One would never think that is a winery in Decorah, and much less that they have wine tasting. Well, they do-even when it's snowing! Their wines are mostly desert wines or heavily fruit based.
$1 bowling…let just say that I got some pretty sweet back spin on my ball now.

Tuesday, February 16, 2010

Patience by way of Tamal!

The majority of those rounded up and deported were Guatemalan. There used to be a few stores owned and run by Guatemalans. There was only one left that I could find. There, I was able to find flour to make tamales/chuchitos, corn husks, and special chocolate to make choco-bananas. There is a difference between tamales and chuchitos, at least for some of us. In the USA, tamales are mostly thought of as small flour, meat, and cheese goodness wrapped up in a corn husk…In Guatemala, we call this a Chuchito. A tamale, or a tamal as we say, is actually a melt-in-your-mouth concoction wrapped in a banana leaf and usually about 3 times the size of a chuchito.

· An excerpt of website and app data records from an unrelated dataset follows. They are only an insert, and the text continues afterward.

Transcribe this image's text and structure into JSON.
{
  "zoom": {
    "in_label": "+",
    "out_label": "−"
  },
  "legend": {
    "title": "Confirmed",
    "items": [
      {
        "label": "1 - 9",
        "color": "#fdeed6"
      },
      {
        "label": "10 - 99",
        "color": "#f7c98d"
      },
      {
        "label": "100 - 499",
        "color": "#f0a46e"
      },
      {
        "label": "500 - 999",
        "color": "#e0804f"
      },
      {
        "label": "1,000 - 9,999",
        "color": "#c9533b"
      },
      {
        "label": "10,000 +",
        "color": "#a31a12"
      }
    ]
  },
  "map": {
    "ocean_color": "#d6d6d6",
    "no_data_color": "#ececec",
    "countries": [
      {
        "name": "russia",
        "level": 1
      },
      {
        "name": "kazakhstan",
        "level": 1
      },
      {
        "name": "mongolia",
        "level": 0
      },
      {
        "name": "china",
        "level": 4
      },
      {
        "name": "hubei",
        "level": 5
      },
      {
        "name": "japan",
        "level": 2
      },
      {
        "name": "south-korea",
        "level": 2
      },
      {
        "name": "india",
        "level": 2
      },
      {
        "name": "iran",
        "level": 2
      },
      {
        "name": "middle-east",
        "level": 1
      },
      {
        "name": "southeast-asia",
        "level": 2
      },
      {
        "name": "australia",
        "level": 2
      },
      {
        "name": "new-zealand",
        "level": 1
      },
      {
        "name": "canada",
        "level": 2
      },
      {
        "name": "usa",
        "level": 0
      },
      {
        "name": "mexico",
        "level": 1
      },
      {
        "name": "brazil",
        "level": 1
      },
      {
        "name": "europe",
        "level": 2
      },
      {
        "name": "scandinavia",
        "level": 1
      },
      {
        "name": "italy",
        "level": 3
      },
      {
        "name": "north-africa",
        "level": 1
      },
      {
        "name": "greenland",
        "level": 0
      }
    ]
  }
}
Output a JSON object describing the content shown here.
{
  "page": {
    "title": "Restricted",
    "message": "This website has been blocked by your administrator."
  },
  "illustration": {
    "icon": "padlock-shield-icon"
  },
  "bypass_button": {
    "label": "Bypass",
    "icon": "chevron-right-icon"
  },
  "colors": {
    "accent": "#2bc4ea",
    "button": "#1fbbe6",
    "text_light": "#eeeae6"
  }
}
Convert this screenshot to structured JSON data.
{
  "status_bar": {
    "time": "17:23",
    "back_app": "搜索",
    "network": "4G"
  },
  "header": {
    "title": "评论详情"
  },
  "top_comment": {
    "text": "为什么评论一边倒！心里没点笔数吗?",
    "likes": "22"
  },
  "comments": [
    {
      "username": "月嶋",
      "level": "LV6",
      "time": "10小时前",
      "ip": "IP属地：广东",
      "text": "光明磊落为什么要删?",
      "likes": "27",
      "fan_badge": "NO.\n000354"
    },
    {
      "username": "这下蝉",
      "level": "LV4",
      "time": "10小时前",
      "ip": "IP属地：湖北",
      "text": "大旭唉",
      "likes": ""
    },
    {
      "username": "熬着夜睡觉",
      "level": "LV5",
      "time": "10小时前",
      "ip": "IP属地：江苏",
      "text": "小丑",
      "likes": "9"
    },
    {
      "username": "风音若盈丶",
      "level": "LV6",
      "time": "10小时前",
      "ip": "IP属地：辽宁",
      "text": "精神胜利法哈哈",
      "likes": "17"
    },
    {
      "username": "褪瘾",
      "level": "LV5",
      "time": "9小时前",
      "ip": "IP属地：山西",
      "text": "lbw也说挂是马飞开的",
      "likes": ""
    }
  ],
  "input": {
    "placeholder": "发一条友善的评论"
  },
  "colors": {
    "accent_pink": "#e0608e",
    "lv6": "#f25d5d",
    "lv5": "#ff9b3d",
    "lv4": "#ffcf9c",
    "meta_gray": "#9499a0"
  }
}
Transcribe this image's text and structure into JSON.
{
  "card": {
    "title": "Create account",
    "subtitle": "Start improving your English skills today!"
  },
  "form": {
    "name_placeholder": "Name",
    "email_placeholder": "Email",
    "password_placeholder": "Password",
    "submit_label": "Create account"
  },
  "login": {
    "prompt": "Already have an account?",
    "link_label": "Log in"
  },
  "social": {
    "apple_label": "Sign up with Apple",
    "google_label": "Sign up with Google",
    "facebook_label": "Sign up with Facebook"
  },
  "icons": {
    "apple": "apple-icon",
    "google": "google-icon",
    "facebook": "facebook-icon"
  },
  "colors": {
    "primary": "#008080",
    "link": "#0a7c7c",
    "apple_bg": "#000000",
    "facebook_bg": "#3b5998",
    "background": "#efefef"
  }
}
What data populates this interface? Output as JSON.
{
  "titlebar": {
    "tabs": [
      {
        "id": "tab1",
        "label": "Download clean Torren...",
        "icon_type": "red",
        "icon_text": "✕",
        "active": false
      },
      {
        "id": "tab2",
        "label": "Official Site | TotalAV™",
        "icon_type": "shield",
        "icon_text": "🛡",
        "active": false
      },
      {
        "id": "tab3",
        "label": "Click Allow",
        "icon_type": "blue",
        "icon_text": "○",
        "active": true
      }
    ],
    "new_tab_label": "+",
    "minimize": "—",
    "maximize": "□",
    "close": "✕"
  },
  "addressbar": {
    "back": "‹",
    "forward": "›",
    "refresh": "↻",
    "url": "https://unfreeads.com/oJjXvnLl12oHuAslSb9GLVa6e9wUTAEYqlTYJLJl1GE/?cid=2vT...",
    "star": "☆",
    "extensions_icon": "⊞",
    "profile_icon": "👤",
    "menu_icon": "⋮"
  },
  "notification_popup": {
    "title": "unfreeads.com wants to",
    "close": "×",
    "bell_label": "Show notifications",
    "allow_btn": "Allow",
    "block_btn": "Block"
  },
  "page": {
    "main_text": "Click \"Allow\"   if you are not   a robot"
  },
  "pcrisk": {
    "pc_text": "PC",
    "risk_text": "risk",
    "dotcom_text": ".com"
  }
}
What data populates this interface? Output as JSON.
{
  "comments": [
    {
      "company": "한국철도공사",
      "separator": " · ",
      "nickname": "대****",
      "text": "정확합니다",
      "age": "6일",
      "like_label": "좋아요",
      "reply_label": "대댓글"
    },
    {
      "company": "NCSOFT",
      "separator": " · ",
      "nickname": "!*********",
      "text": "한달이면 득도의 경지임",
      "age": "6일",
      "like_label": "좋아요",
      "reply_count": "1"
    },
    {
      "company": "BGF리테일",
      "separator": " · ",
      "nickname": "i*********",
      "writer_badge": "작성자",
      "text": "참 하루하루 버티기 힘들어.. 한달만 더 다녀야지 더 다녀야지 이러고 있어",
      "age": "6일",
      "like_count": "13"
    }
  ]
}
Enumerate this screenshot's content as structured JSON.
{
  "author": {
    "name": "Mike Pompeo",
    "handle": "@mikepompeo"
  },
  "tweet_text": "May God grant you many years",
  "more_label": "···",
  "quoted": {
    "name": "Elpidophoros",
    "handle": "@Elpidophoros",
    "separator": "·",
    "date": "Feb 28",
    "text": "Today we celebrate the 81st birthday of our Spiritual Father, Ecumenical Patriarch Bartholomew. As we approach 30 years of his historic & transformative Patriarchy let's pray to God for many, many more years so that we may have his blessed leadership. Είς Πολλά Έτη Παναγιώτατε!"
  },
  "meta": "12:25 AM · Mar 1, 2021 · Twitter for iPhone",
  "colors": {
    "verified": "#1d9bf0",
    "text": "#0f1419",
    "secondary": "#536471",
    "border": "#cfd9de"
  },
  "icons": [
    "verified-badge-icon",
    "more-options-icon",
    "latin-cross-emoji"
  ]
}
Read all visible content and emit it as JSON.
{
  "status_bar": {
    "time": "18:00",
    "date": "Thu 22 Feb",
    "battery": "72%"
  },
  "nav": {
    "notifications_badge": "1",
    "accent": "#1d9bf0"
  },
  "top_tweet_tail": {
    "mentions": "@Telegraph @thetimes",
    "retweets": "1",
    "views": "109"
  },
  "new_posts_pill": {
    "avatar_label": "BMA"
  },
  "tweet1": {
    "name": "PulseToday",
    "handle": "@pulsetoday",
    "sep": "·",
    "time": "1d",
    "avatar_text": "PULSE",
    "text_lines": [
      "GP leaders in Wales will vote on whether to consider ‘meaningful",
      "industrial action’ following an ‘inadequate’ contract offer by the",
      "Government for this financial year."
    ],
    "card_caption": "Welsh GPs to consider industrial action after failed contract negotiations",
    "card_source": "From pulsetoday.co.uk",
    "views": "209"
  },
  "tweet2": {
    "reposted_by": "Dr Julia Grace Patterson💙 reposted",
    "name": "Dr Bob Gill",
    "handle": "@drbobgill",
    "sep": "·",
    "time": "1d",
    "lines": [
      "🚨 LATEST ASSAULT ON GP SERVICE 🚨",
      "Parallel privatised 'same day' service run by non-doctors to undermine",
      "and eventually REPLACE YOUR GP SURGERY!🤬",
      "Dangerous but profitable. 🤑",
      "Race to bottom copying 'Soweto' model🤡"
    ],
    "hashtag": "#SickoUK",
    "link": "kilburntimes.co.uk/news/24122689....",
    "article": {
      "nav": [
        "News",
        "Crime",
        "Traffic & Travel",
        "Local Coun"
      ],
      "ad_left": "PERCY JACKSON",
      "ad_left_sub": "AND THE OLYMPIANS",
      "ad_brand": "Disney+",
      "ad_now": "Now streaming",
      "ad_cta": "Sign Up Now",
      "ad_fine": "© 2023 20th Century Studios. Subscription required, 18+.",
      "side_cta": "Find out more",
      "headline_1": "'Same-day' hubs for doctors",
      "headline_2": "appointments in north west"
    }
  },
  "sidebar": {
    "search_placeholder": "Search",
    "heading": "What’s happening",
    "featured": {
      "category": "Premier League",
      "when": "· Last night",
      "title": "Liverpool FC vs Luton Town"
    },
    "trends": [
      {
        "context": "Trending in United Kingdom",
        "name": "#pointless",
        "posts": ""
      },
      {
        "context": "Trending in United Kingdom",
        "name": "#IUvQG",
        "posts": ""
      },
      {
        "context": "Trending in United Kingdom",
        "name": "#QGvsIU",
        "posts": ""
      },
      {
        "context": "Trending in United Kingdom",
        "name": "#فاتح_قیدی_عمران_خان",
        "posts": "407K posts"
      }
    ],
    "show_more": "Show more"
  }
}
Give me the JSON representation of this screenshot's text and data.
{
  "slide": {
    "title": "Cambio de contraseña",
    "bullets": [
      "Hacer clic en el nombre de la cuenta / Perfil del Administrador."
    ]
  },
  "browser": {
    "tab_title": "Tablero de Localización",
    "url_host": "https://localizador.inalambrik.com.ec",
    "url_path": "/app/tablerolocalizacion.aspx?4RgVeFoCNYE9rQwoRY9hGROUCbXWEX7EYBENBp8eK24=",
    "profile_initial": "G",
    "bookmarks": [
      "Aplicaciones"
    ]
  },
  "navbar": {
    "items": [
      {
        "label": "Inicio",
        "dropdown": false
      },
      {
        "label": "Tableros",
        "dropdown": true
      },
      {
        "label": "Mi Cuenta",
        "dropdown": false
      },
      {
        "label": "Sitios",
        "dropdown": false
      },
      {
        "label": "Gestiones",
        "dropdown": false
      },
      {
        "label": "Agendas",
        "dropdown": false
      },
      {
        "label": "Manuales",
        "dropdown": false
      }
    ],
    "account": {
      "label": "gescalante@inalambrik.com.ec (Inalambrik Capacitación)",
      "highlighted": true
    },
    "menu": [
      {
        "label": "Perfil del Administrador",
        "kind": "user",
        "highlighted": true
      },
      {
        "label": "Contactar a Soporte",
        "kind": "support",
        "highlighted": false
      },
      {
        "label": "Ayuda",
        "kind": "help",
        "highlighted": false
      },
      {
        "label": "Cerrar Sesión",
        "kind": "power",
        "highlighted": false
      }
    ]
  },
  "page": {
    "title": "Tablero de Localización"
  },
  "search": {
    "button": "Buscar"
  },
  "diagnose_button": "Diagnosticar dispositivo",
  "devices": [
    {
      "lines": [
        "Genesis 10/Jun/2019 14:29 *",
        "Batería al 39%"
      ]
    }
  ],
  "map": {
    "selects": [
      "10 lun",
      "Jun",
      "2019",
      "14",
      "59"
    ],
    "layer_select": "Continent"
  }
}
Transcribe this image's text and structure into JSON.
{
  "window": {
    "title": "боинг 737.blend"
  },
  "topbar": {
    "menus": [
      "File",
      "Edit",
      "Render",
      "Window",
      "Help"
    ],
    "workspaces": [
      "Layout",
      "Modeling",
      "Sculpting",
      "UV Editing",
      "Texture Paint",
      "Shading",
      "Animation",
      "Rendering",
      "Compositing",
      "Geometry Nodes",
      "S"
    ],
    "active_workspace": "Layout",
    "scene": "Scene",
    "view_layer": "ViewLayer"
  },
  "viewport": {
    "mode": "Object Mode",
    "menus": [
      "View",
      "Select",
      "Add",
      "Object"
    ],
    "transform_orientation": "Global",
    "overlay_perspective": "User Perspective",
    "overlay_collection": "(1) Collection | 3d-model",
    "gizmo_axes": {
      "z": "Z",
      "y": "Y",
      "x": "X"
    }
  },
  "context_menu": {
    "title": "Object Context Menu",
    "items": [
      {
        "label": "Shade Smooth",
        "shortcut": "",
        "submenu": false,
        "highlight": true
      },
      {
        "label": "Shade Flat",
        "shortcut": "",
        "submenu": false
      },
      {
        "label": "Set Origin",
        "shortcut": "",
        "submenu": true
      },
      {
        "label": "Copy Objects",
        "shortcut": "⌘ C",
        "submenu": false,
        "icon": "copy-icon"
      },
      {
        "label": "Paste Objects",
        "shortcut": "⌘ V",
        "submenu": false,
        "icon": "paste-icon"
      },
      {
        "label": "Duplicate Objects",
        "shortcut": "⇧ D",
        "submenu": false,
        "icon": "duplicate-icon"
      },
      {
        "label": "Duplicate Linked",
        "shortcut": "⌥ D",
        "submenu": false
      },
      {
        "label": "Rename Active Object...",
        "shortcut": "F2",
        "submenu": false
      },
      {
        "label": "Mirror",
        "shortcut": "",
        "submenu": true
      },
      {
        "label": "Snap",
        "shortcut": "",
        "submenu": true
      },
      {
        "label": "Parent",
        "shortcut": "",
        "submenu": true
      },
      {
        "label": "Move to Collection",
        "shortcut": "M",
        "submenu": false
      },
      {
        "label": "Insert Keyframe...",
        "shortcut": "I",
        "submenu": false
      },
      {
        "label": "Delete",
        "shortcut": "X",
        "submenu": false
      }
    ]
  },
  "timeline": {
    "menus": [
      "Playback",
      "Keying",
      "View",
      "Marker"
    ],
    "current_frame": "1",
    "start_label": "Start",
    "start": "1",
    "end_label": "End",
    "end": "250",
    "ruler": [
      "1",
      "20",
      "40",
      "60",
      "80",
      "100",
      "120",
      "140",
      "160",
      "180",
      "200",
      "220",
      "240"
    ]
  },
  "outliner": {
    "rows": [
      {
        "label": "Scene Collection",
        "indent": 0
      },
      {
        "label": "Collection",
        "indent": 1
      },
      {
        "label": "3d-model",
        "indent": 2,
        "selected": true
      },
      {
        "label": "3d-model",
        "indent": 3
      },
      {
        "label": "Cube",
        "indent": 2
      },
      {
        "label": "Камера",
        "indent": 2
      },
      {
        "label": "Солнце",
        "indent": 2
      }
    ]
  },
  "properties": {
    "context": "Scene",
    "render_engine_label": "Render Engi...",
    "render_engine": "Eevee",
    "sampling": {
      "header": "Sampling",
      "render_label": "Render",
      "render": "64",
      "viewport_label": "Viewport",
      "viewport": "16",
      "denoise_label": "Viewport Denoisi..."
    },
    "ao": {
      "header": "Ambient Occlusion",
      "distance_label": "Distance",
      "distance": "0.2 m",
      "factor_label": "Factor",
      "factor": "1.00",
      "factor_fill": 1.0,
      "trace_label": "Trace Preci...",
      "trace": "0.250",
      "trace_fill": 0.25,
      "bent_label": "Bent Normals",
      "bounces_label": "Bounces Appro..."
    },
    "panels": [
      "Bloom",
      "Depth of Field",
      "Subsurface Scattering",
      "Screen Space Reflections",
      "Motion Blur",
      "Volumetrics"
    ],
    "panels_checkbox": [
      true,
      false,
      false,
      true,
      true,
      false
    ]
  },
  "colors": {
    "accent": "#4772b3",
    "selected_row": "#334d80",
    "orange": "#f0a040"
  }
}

So I made chuchitos for the first time, lots of them. I always knew they were time intensive, but never as much as they actually were to make. Mixing the masa; cutting the chile without touching anything else (even after washing several time I touched my lips and had a burn from the chile for a long time); soaking the corn husks,; choosing a small (inner shell) and large (outer shell) husk; tearing some husks to make the ties for the tamales; putting just enough cheese so that it doesn’t seep out of the masa enclave but not too little so that the tamal turns out dry; rolling and shaping the masa once the outer shell is on to make the small rectangular shape; tying it with a strip of husk without breaking it; steaming about 5 tamales at a time in our non-industrial stove top steamer for at least one hour for each batch; repeat 100 times.

Monday, February 15, 2010

Postville, IA

After graduating in December, I spent some time in Iowa. While I was there, I had to opportunity to participate and learn from a project being built will the goal of not forgetting the raid in Postville, IA. So much happens in our daily lives and around the world that it’s not difficult to forget about incidents such as this raid. We follow the story, the details, and maybe even participate by volunteering our time or marching in protest for what occurred…but unfortunately very few stay on or keep up with what is going on in the months after the initial surge of support. One of the ideas behind this project is to keep people informed about how people in this town have been affected by the raid and what the lasting consequences of the raid have been. I participated by meeting, interviewing, and videotaping some of the people in the community. Check out the short video (click here) introducing some of the women I interviewed that will be writing a weekly blog (starting in May 2010) about what their lives are like now--including how their legal cases are proceeding, how the economy in Postville has been affected, and their perspective on current issues such as health care and immigration. More video, including full interviews, will be coming soon. Also, keep a look out for an awesome documentary, abUSed: the Postville Raid (see trailer here), by Oscar Nominated Guatemalan director Luis Argueta (also directed Guatemalan film El Silencio de Neto).